Do you have a parent from whom you have repeatedly sought approval or appreciation and to whom, no matter what you do, you’re never good enough? That might be how the cycle got started. Even if such a parent is now deceased, the thought pattern that he or she has ingrained in your neural circuits lives on. (That doesn’t mean he or she is a “bad parent”—they are inadvertently passing on programming that their parents passed on to them.)
We may be laboring under the illusion that if we slow down and appreciate where we now are, it will stop us from trying hard enough and we’ll be “dead in the water.” But how long are you willing to postpone enjoying life? And what good is all the work you’re doing if you can never enjoy the accomplishments?
It is not fair to expect a person with mental illness to have the same levels of performance versus rest and rebuilding as someone without. A person with bipolar, depression or schizophrenic illness often needs to spend more time regaining energy after an exertion. Such a person may require self-coaching to combat the self doubt that is common for those who have had a setback. Efficiency is not going to be the same because the person is weighted down by residual symptoms of their illness and by medication which can have side-effects that detract from performance. A mentally ill person could try to compensate by ratcheting up the effort, but even the ability to create effort is not untouched by the illness and by the medication. And if the person with mental illness, in an attempt to live up to unreasonable expectations, creates effort that’s excessive, it could trigger another relapse of their condition.

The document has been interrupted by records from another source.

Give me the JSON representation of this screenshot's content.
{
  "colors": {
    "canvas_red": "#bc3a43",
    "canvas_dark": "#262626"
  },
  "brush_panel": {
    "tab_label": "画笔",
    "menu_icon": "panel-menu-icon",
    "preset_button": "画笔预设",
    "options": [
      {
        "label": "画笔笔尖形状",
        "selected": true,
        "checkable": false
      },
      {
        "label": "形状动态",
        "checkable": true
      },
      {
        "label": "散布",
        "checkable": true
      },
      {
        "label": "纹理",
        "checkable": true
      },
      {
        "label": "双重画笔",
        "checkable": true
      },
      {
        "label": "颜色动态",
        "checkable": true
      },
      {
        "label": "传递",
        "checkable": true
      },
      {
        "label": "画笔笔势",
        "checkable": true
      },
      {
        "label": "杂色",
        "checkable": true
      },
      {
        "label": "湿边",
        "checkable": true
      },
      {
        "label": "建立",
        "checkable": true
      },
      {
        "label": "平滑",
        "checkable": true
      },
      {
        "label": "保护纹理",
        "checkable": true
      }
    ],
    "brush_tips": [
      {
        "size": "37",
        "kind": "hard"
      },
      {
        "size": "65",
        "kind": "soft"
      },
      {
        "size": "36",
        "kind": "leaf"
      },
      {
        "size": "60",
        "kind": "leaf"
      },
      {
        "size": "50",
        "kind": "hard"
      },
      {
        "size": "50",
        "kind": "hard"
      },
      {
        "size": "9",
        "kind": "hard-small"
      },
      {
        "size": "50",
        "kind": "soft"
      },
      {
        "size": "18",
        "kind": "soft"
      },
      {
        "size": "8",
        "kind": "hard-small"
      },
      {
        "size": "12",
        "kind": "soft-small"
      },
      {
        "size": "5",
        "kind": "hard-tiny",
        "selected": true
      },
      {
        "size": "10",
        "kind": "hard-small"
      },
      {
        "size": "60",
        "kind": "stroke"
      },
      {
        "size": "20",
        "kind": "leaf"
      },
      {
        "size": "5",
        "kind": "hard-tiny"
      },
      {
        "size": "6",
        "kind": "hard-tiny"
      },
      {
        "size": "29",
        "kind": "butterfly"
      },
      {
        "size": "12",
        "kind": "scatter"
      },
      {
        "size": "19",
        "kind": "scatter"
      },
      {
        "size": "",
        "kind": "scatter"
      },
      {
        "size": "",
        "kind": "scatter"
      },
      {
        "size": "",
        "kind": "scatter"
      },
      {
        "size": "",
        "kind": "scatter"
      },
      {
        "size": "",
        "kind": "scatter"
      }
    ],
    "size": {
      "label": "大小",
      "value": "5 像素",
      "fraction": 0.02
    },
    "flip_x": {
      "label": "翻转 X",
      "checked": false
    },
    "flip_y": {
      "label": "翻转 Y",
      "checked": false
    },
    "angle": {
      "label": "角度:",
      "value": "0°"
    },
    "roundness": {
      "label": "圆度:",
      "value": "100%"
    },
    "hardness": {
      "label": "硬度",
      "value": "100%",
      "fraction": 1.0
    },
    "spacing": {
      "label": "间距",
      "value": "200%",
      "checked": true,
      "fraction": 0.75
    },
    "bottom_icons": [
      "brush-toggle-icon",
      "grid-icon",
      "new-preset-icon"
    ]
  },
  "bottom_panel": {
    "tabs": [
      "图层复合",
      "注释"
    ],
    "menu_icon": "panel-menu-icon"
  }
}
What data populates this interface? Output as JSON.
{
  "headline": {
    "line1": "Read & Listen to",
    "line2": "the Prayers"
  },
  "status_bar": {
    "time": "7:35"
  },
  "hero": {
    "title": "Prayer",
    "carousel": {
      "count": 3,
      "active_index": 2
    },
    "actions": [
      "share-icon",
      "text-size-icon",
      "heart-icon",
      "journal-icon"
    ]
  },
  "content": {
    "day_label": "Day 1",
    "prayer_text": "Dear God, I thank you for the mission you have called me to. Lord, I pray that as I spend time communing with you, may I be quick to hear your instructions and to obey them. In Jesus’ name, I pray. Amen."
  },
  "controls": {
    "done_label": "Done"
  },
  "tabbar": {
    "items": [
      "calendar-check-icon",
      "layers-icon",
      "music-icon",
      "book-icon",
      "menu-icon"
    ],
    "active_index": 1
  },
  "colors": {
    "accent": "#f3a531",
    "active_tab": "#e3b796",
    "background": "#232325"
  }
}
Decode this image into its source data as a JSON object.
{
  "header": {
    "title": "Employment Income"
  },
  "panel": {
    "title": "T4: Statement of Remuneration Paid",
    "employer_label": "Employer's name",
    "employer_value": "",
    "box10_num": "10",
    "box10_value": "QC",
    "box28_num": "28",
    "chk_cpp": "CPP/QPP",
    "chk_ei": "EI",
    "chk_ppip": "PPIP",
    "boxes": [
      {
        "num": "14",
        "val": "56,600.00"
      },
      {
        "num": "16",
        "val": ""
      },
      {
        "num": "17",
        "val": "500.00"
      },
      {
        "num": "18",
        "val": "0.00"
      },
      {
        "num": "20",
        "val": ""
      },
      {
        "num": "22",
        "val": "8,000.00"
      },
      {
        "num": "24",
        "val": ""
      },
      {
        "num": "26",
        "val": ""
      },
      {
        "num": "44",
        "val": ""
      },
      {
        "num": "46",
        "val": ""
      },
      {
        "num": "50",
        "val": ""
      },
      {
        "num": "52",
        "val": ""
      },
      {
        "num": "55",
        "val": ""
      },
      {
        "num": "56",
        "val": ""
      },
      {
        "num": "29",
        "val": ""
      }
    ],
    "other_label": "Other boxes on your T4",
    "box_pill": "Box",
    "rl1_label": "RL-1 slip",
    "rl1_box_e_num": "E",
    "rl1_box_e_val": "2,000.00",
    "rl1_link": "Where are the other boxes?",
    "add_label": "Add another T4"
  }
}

Attempting to meet an untenable standard is foolish because it sets a person up for future “failure.” Aiming a bit lower concerning how much you can handle increases the likelihood of succeeding. This is better than trying to do something that’s too difficult and then having a “crash and burn” happen. If all you can handle for now is to take medication and try to stay out of the hospital, you should be okay with that, too.

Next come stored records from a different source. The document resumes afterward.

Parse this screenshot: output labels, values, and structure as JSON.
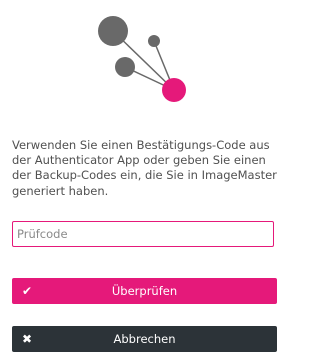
{
  "logo": {
    "icon": "molecule-logo-icon",
    "colors": {
      "gray": "#696969",
      "accent": "#e5197a"
    }
  },
  "description": "Verwenden Sie einen Bestätigungs-Code aus der Authenticator App oder geben Sie einen der Backup-Codes ein, die Sie in ImageMaster generiert haben.",
  "code_input": {
    "value": "",
    "placeholder": "Prüfcode"
  },
  "verify_button": {
    "label": "Überprüfen",
    "icon": "check-icon",
    "color": "#e5197a"
  },
  "cancel_button": {
    "label": "Abbrechen",
    "icon": "close-icon",
    "color": "#2c3338"
  }
}
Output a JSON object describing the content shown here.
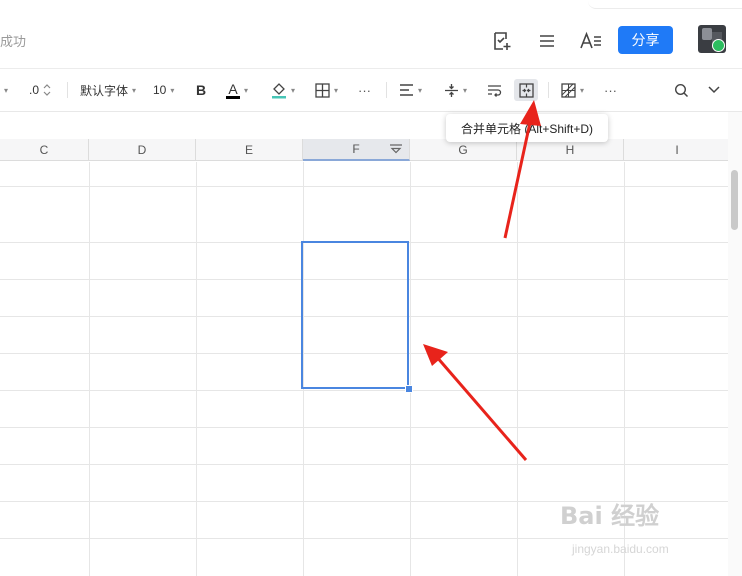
{
  "header": {
    "status_text": "成功",
    "share_label": "分享"
  },
  "toolbar": {
    "decimal_label": ".0",
    "font_name": "默认字体",
    "font_size": "10",
    "bold_label": "B",
    "font_color_label": "A",
    "more_label": "···",
    "more2_label": "···",
    "accent_color": "#1f7af7"
  },
  "tooltip": {
    "text": "合并单元格 (Alt+Shift+D)"
  },
  "columns": {
    "c": "C",
    "d": "D",
    "e": "E",
    "f": "F",
    "g": "G",
    "h": "H",
    "i": "I"
  },
  "selection": {
    "column": "F"
  },
  "watermark": {
    "logo": "Bai 经验",
    "url": "jingyan.baidu.com"
  }
}
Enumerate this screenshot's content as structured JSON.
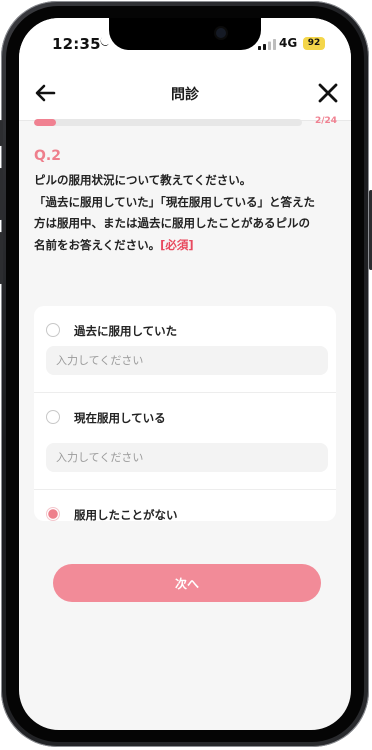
{
  "status": {
    "time": "12:35",
    "network": "4G",
    "battery": "92"
  },
  "header": {
    "title": "問診"
  },
  "progress": {
    "current": 2,
    "total": 24,
    "label": "2/24",
    "fill_fraction": 0.083
  },
  "question": {
    "number": "Q.2",
    "lines": [
      "ピルの服用状況について教えてください。",
      "「過去に服用していた」「現在服用している」と答えた",
      "方は服用中、または過去に服用したことがあるピルの",
      "名前をお答えください。"
    ],
    "required": "[必須]"
  },
  "options": [
    {
      "label": "過去に服用していた",
      "placeholder": "入力してください",
      "selected": false
    },
    {
      "label": "現在服用している",
      "placeholder": "入力してください",
      "selected": false
    },
    {
      "label": "服用したことがない",
      "selected": true
    }
  ],
  "next_button": {
    "label": "次へ"
  },
  "colors": {
    "accent": "#ee7f8c",
    "required": "#e84a5f",
    "button": "#f28b98"
  }
}
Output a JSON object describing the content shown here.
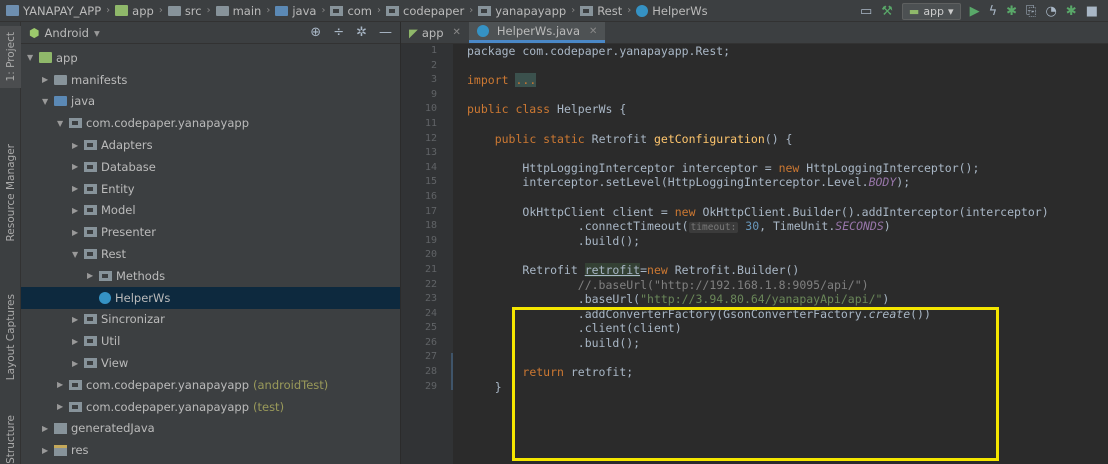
{
  "breadcrumbs": [
    "YANAPAY_APP",
    "app",
    "src",
    "main",
    "java",
    "com",
    "codepaper",
    "yanapayapp",
    "Rest",
    "HelperWs"
  ],
  "run_config": {
    "label": "app"
  },
  "left_strip_tabs": [
    "1: Project",
    "Resource Manager",
    "Layout Captures",
    "Structure"
  ],
  "panel": {
    "view_label": "Android"
  },
  "tree": [
    {
      "label": "app",
      "icon": "app-module-icon",
      "level": 0,
      "expanded": true
    },
    {
      "label": "manifests",
      "icon": "folder-icon",
      "level": 1,
      "expanded": false
    },
    {
      "label": "java",
      "icon": "folder-icon",
      "level": 1,
      "expanded": true
    },
    {
      "label": "com.codepaper.yanapayapp",
      "icon": "package-icon",
      "level": 2,
      "expanded": true
    },
    {
      "label": "Adapters",
      "icon": "package-icon",
      "level": 3,
      "expanded": false
    },
    {
      "label": "Database",
      "icon": "package-icon",
      "level": 3,
      "expanded": false
    },
    {
      "label": "Entity",
      "icon": "package-icon",
      "level": 3,
      "expanded": false
    },
    {
      "label": "Model",
      "icon": "package-icon",
      "level": 3,
      "expanded": false
    },
    {
      "label": "Presenter",
      "icon": "package-icon",
      "level": 3,
      "expanded": false
    },
    {
      "label": "Rest",
      "icon": "package-icon",
      "level": 3,
      "expanded": true
    },
    {
      "label": "Methods",
      "icon": "package-icon",
      "level": 4,
      "expanded": false
    },
    {
      "label": "HelperWs",
      "icon": "class-icon",
      "level": 4,
      "selected": true
    },
    {
      "label": "Sincronizar",
      "icon": "package-icon",
      "level": 3,
      "expanded": false
    },
    {
      "label": "Util",
      "icon": "package-icon",
      "level": 3,
      "expanded": false
    },
    {
      "label": "View",
      "icon": "package-icon",
      "level": 3,
      "expanded": false
    },
    {
      "label": "com.codepaper.yanapayapp",
      "suffix": "(androidTest)",
      "icon": "package-icon",
      "level": 2,
      "expanded": false
    },
    {
      "label": "com.codepaper.yanapayapp",
      "suffix": "(test)",
      "icon": "package-icon",
      "level": 2,
      "expanded": false
    },
    {
      "label": "generatedJava",
      "icon": "generated-folder-icon",
      "level": 1,
      "expanded": false
    },
    {
      "label": "res",
      "icon": "res-folder-icon",
      "level": 1,
      "expanded": false
    }
  ],
  "editor_tabs": [
    {
      "label": "app",
      "active": false
    },
    {
      "label": "HelperWs.java",
      "active": true
    }
  ],
  "line_numbers": [
    "1",
    "2",
    "3",
    "9",
    "10",
    "11",
    "12",
    "13",
    "14",
    "15",
    "16",
    "17",
    "18",
    "19",
    "20",
    "21",
    "22",
    "23",
    "24",
    "25",
    "26",
    "27",
    "28",
    "29"
  ],
  "code": {
    "l1": [
      "package com.codepaper.yanapayapp.Rest;"
    ],
    "l3": [
      "import",
      "..."
    ],
    "l10": [
      "public class",
      "HelperWs {"
    ],
    "l12": [
      "public static",
      "Retrofit",
      "getConfiguration",
      "() {"
    ],
    "l14a": [
      "HttpLoggingInterceptor interceptor = ",
      "new",
      "HttpLoggingInterceptor();"
    ],
    "l14b": [
      "interceptor.setLevel(HttpLoggingInterceptor.Level.",
      "BODY",
      ");"
    ],
    "l17a": [
      "OkHttpClient client = ",
      "new",
      "OkHttpClient.Builder().addInterceptor(interceptor)"
    ],
    "l17b": [
      ".connectTimeout(",
      "timeout:",
      "30",
      ", TimeUnit.",
      "SECONDS",
      ")"
    ],
    "l17c": [
      ".build();"
    ],
    "l21": [
      "Retrofit ",
      "retrofit",
      "=",
      "new",
      " Retrofit.Builder()"
    ],
    "l22": [
      "//.baseUrl(\"http://192.168.1.8:9095/api/\")"
    ],
    "l23": [
      ".baseUrl(",
      "\"http://3.94.80.64/yanapayApi/api/\"",
      ")"
    ],
    "l24": [
      ".addConverterFactory(GsonConverterFactory.",
      "create",
      "())"
    ],
    "l25": [
      ".client(client)"
    ],
    "l26": [
      ".build();"
    ],
    "l28": [
      "return",
      " retrofit;"
    ],
    "l29": [
      "}"
    ]
  },
  "colors": {
    "highlight_box": "#f4e600",
    "keyword": "#cc7832",
    "string": "#6a8759",
    "method": "#ffc66d"
  }
}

Unfair as it may be, a person with mental illness must take things a bit slower and must get some enjoyment out of what they’re doing at present, or risk a relapse due to pushing too hard. It may require some practice to discover a level of effort that can be sustained, but it is worth doing. Persons with a mental illness should not deny themselves the self appreciation that is deserved, even if their apparent level of achievement isn’t what someone else’s seems to be.